There’re various kinds of dust (perhaps someone will find that comforting?): clay dust, flower dust, skin dust, book dust, even stardust, dust from the stool of mite who feed on dust. Dust in the form of a crust, wisp, wind or the dusty trail.
Dust gathers on anything long untouched.
While dusting, there’s new dust peeling off my hands.
Dust is born even when I touch you.
- I’ve broken a cup.
- Should I throw it away and buy a new one?
- This one got the Virgin Mary on it…
No demon of disintegration. All you loved will be carried to the dustbins (bazaars, dressing rooms and cellars) by your closest ones.
So it goes. I’m dating a young woman.
She’s been through enough for her years; she offered me a room, all the banality of love: Let’s be okay together, that’s enough; she gets sick quite often; grandma’s features in her face… But that’s another book.
Still, in order to seal the change, I considered it appropriate to spend a night with the young woman in the oasis of grandma’s flatlet. Meanwhile the old girl was lying at the hospital. I dressed us up in her clothes and made our bed underneath a bed trapeze unit, thinking that…
“I cannot sleep in here”
…was the title of the reportage my darling wrote for me regarding that night. The ancient décor, so appealing, took a terrible effect in her eyes from the first glance.
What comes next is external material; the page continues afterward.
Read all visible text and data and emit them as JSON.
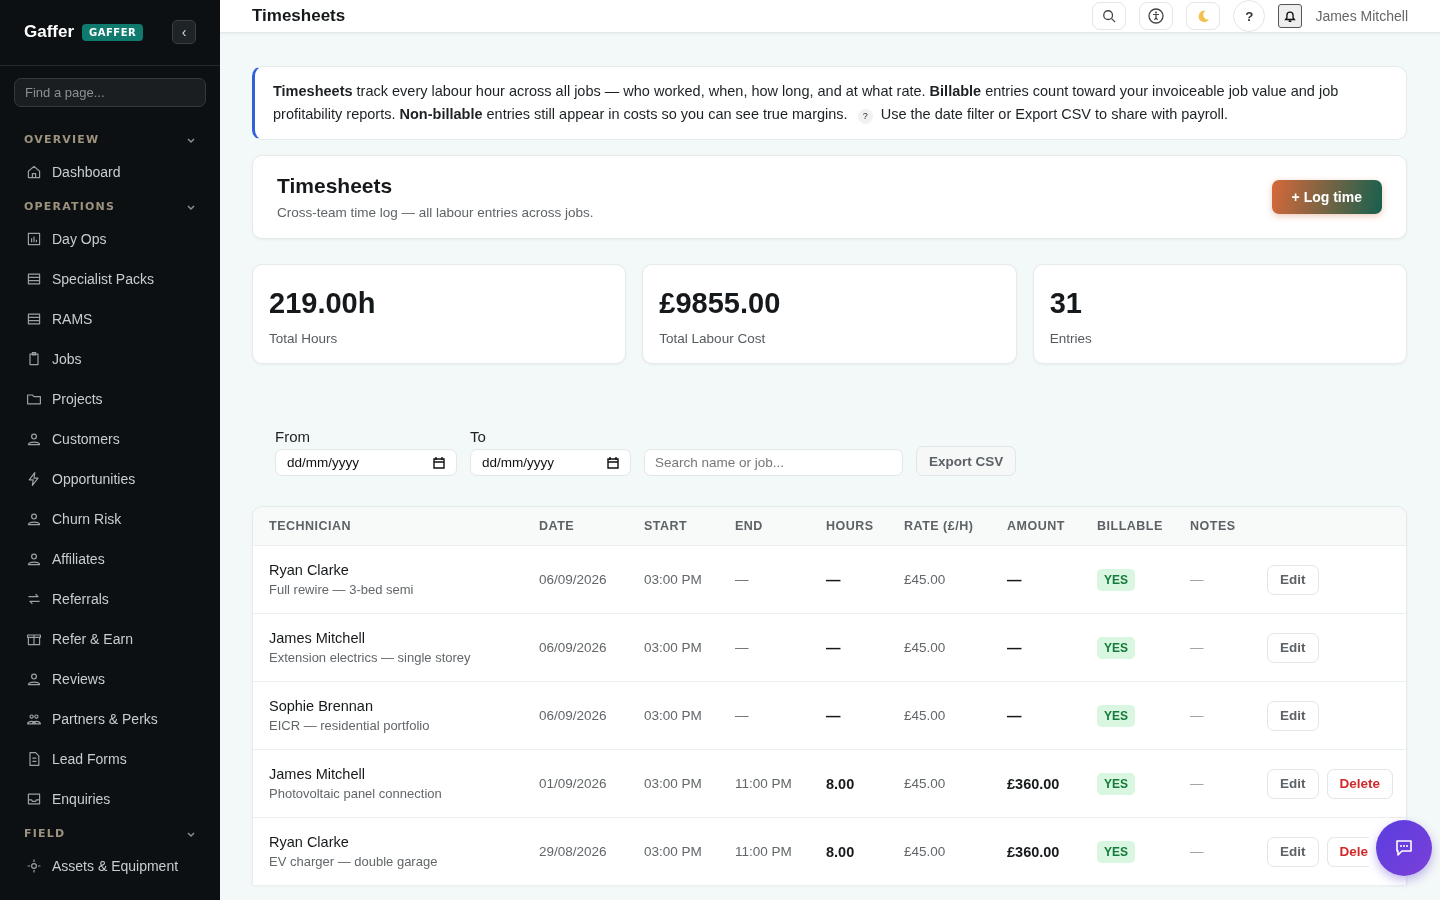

Make love here?
Among other things she wrote:
She didn’t say “I cannot sleep in here”, but she would rather have said it. It was raining outside.
“Get dressed for bed in some of grandma’s clothes.”
“I’m not gonna sleep in your grandma’s clothes, am I.”
“But grandma’s my love.”
“I know, well…”
“Don’t be afraid”
Neither did I manage to do without a moment of horror that night: woken up by a dream about grandma’s funeral. “Don’t be afraid,” the girl dressed in her blouse was soothing me, “when you dream about these things they seldom happen.”
I recalled the words grandma would like to shout out of the casket at the mourners at her funeral:
“I’m still dreaming, thinking, remembering,
how for all I have I have to thank you.
To say this is a feat quite daring:
I love you from all my heart, I do.”
That night, sure enough, she didn’t die. Something worse happened however: What died was the exclusivity of my love for her.
Grandma, I love a young girl.
And just like you we’ll be spending most of our time together in beds.